The Great Shakespeare Massacre of aught eight

March 21, 2008

As I said in the last entry, I’ve been trying to get the boys to do their homework. The end of the quarter is approaching, and like a New Year’s diet, it’s an effort to undo months of bad behavior. Quickly, if possible.

#2 Son is studying Shakespeare in English class. He must memorize a speech, and recite in class.

I used to work in theater. Shakespeare is my homeboy. I can help with this.

Who would have known there was so much blood in him?
Oh what a piece of work is man?
To be or not to be?
Oh for a muse of fire?

How about “What brave new world…”

Or the dark lady sonnet. That’s short, and easy to remember.

#2 Son:
It has to be from Romeo and Juliet.


I hate Romeo and Juliet. Schools think it’s the basic, starter play for all 9th graders, because it’s about suicidal teenagers in love. Face it, while R & J have the sort of family issues that would best be sorted by Doctor Phil, they take a real Jerry Springer approach to their problems.

Sure, there is a lot of good love stuff in the middle. But if Juliet had been smart enough to look at Friar Lawrence and say, “Faking my own death? That’s the best you can do? Got any other ideas, old man?”

Well, it would have been a different story entirely.

So I grit my teeth, and prepare to listen to some bad Shakespeare.

#2 Son has many good qualities. If I need some furniture built, or supper made? He is my man. I would definitely go to him for help on all math, and some sciences. And he has an excellent sense of direction.

But he does not appear to be headed for a career on the stage.

He chooses a speech by Capulet (or Montague. It doesn’t really matter. Because it is totally forgettable.)

It is hard to advise him on memorization, when the words of this speech slip from both our memories, the minute they are out of his mouth.

“A Bears him like a portly gentleman”


OK. Really I know. Like I said, Shakespeare and me? We’re tight. But this is not a “trippingly on the tongue” speech. There is a reason that people are not quoting this scene.

After he tries this scene several times, I grab the book, flip some pages, and point. “Here. Read this one.”

Apparently, 2 Son is the only person on the planet that has not heard “What light through yonder window breaks…”

He manages “He laughs at scars that never felt a wound” fairly well. But he begins having trouble once he hits one of the most quoted passages in all literature.

So, I begin trying to help

#2 Son:
What (long pause)

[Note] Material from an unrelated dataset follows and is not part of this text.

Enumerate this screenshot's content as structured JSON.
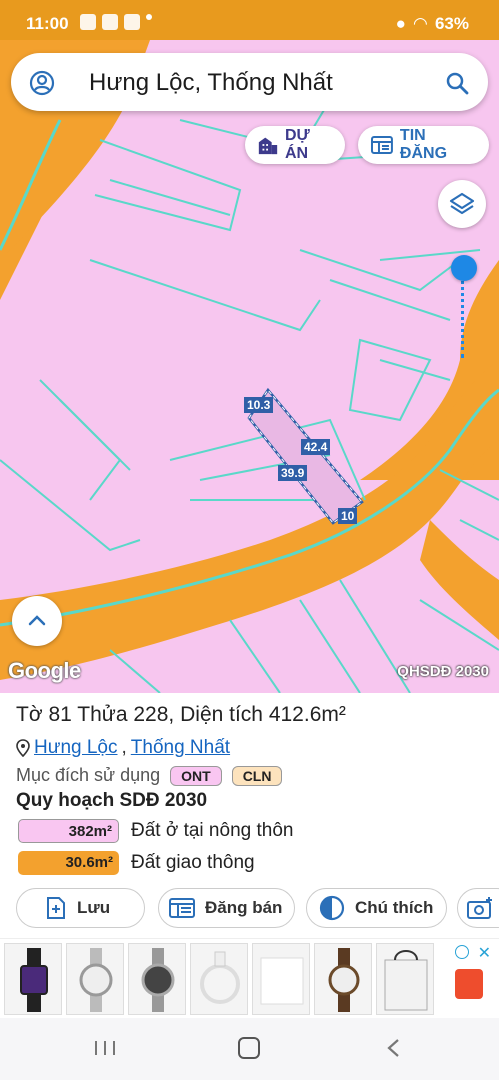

I point at lamp.

#2 Son: gives me a funny look.

Me still pointing: LIGHT

#2 Son (in labored iambic pentameter) throughyonderwindowbreaksitisthe… long pause.

Me: (Pointing out the window) EAST. And Juliet is the (waving arms) SUN. (Pointing up) ARISE fair sun and (stab stab stab) SLAY the envious moon.

Apparently, he did better on this than some of his class.

But I complained to my husband, #2 is clearly not destined for greatness, if he gets a job that requires memorization of poetry. That THANK GOD, he has other skills, because a person doesn’t have to know everything to survive.

And my husband spins me around 180 degrees, and points me to a window on the opposite wall, where a blinding sunrise is perfectly framed.

That “is the EAST”. You were pointing west.

Leave a Reply

Your email address will not be published. Required fields are marked *